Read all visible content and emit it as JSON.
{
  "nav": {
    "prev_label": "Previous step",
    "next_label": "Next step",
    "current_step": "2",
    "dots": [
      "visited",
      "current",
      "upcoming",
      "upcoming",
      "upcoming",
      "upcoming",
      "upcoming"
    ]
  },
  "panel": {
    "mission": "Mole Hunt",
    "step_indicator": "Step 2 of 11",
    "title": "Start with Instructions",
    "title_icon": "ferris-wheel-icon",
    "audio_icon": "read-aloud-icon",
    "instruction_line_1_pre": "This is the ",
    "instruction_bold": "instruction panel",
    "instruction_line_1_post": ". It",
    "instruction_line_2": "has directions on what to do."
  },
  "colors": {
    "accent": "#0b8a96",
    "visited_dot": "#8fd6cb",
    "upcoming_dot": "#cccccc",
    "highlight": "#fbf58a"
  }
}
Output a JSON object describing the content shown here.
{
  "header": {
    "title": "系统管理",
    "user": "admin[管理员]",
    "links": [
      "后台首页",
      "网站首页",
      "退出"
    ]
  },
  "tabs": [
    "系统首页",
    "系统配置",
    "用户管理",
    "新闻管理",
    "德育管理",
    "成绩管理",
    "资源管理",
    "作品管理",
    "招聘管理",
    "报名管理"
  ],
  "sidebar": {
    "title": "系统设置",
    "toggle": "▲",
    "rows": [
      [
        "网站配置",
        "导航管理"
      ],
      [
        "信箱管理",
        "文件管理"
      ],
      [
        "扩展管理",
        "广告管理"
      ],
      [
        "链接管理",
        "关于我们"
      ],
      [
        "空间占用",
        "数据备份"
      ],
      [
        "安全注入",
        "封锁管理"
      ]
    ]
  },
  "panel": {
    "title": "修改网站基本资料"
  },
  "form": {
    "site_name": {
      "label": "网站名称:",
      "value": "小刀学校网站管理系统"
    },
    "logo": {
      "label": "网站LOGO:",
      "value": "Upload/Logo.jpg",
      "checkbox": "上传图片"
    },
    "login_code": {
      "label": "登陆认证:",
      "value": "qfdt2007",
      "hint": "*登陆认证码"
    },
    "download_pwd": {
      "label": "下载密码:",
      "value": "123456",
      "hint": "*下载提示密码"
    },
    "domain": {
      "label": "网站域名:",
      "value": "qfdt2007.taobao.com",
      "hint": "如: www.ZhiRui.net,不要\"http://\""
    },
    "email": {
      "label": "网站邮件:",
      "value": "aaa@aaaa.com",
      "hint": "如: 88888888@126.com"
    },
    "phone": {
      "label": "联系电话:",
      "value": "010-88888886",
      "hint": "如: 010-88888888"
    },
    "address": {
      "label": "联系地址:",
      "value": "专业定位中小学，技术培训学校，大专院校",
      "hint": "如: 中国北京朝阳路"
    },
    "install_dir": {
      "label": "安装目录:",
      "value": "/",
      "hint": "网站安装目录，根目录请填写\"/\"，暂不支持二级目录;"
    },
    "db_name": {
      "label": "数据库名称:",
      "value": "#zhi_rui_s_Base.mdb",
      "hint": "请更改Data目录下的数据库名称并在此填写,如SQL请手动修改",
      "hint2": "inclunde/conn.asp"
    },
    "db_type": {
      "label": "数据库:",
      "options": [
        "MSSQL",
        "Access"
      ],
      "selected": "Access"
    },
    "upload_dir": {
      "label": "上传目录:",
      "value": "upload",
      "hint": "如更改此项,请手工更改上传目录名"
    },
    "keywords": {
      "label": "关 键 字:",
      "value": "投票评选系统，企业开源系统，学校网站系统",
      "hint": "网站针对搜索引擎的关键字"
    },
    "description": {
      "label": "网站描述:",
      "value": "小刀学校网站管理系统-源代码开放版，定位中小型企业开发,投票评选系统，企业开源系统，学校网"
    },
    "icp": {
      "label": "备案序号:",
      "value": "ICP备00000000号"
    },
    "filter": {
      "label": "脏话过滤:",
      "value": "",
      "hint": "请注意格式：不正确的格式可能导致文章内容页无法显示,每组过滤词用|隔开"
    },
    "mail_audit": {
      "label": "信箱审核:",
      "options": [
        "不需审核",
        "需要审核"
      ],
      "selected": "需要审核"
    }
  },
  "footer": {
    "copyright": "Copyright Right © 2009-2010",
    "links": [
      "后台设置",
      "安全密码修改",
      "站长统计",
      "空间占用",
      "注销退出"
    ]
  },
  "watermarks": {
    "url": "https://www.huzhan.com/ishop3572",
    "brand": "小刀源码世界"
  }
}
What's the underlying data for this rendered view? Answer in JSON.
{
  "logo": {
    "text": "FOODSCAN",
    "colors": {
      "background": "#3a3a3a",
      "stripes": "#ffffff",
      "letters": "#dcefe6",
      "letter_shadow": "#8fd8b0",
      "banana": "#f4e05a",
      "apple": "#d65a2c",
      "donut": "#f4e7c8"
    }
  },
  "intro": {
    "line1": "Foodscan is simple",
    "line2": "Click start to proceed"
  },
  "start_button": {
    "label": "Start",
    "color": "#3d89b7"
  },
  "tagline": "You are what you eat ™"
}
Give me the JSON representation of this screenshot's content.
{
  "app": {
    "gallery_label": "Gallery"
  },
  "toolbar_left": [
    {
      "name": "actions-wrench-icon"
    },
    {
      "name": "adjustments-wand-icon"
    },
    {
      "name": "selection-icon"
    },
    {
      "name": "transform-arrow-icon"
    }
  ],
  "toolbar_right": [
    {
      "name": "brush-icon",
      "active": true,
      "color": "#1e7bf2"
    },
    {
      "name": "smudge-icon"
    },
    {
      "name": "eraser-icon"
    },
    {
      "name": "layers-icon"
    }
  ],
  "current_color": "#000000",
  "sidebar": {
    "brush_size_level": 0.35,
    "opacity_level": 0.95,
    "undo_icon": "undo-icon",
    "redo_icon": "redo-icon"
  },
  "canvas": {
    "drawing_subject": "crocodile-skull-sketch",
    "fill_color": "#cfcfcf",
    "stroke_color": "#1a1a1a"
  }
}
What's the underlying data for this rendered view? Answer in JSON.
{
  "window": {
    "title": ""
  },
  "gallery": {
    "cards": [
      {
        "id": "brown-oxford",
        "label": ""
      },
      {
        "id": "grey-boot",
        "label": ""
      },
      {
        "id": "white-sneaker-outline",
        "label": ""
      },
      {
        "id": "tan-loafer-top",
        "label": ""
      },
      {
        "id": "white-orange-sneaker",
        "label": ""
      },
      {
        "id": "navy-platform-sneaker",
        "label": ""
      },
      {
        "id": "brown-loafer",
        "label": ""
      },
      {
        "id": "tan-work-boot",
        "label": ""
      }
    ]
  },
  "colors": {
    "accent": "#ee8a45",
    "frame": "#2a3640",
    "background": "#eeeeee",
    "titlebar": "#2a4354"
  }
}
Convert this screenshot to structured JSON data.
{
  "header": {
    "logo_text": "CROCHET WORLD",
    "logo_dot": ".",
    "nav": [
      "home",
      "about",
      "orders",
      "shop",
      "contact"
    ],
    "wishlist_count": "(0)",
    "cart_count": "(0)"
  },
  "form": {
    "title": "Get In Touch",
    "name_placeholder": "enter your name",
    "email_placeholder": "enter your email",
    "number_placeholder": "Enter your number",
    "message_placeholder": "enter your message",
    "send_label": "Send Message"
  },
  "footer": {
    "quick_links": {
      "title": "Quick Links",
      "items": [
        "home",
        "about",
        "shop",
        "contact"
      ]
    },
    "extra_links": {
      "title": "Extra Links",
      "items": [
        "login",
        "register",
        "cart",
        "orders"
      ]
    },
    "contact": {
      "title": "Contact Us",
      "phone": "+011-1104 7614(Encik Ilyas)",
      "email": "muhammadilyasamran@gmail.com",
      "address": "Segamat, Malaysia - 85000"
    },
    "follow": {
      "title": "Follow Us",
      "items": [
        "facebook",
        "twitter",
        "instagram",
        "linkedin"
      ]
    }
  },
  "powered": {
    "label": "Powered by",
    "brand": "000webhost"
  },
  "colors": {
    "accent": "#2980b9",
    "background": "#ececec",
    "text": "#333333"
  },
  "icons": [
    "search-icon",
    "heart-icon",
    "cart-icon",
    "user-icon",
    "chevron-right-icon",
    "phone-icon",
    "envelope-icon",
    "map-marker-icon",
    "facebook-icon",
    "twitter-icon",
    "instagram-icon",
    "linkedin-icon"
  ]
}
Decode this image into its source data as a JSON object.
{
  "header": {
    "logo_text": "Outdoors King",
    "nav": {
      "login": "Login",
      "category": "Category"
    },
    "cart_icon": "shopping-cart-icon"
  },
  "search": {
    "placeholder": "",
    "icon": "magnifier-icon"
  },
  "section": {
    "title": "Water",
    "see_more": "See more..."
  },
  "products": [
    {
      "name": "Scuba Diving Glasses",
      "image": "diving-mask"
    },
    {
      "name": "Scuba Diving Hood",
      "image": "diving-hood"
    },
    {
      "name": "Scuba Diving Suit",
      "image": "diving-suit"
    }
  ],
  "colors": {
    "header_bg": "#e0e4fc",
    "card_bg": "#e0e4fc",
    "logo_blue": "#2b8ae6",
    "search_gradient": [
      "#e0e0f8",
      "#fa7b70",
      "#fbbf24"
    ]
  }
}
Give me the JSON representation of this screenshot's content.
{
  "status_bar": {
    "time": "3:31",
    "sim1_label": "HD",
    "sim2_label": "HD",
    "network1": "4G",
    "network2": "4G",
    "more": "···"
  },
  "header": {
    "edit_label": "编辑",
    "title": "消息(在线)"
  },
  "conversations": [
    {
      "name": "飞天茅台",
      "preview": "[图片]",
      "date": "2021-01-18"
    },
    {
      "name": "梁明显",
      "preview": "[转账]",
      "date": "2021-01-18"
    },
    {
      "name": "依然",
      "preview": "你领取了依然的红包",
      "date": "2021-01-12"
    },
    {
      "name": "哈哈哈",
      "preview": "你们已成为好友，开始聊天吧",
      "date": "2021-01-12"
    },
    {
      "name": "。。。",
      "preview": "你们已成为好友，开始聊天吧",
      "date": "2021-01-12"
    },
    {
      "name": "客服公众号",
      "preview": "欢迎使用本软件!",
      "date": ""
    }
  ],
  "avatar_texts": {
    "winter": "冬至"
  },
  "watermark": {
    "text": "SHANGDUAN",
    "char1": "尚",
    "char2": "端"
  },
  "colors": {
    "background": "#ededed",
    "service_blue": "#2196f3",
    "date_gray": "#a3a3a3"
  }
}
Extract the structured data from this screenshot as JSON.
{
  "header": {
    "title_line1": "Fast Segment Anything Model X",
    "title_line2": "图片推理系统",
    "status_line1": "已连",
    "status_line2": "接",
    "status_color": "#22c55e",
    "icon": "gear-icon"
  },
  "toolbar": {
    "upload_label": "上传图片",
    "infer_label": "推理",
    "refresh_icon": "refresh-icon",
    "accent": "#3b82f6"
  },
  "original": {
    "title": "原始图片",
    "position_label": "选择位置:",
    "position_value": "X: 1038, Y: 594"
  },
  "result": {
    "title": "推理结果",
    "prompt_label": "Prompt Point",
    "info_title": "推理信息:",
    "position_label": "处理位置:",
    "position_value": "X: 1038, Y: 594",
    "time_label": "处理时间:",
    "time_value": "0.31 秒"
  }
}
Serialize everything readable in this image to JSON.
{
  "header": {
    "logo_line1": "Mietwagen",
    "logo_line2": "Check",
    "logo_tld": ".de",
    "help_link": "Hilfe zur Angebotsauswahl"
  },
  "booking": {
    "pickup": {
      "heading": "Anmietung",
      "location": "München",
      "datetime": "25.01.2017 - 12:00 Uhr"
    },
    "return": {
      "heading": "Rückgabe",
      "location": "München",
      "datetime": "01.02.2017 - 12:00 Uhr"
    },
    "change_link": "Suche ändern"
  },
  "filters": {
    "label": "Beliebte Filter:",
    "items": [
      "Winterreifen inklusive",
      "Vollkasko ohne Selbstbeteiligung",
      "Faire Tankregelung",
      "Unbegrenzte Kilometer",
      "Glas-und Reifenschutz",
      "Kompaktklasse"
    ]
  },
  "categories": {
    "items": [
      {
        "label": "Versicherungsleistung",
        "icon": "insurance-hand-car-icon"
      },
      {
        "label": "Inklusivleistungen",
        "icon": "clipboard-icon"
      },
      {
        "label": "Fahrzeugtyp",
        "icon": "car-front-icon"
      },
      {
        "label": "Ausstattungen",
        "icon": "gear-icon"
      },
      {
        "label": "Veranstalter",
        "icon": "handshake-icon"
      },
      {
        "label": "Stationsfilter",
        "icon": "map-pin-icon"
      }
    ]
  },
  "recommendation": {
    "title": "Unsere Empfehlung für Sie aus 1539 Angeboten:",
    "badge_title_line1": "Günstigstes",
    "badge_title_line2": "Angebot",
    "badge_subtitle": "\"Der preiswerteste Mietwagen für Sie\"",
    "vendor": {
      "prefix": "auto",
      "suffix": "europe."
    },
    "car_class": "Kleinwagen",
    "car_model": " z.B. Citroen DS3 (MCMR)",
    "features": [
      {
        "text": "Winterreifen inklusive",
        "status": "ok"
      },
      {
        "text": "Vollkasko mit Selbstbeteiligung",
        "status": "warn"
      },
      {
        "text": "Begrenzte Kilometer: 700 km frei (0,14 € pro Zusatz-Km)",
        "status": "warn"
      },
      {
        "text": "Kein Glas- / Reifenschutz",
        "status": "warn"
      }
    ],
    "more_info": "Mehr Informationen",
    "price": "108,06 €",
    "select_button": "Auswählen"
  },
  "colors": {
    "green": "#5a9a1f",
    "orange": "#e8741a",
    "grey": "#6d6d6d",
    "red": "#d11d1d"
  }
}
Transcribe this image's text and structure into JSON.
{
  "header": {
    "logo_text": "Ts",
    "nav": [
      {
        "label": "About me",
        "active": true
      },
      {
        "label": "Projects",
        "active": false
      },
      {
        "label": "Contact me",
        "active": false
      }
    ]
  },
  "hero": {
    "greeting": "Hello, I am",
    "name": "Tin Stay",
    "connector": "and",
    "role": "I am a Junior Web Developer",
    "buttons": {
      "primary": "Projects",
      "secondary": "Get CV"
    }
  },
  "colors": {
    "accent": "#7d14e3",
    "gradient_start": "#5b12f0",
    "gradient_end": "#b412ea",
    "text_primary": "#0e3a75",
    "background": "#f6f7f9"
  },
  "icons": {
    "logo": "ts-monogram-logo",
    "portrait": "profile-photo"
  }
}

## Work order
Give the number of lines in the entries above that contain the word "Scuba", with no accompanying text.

## Task output
3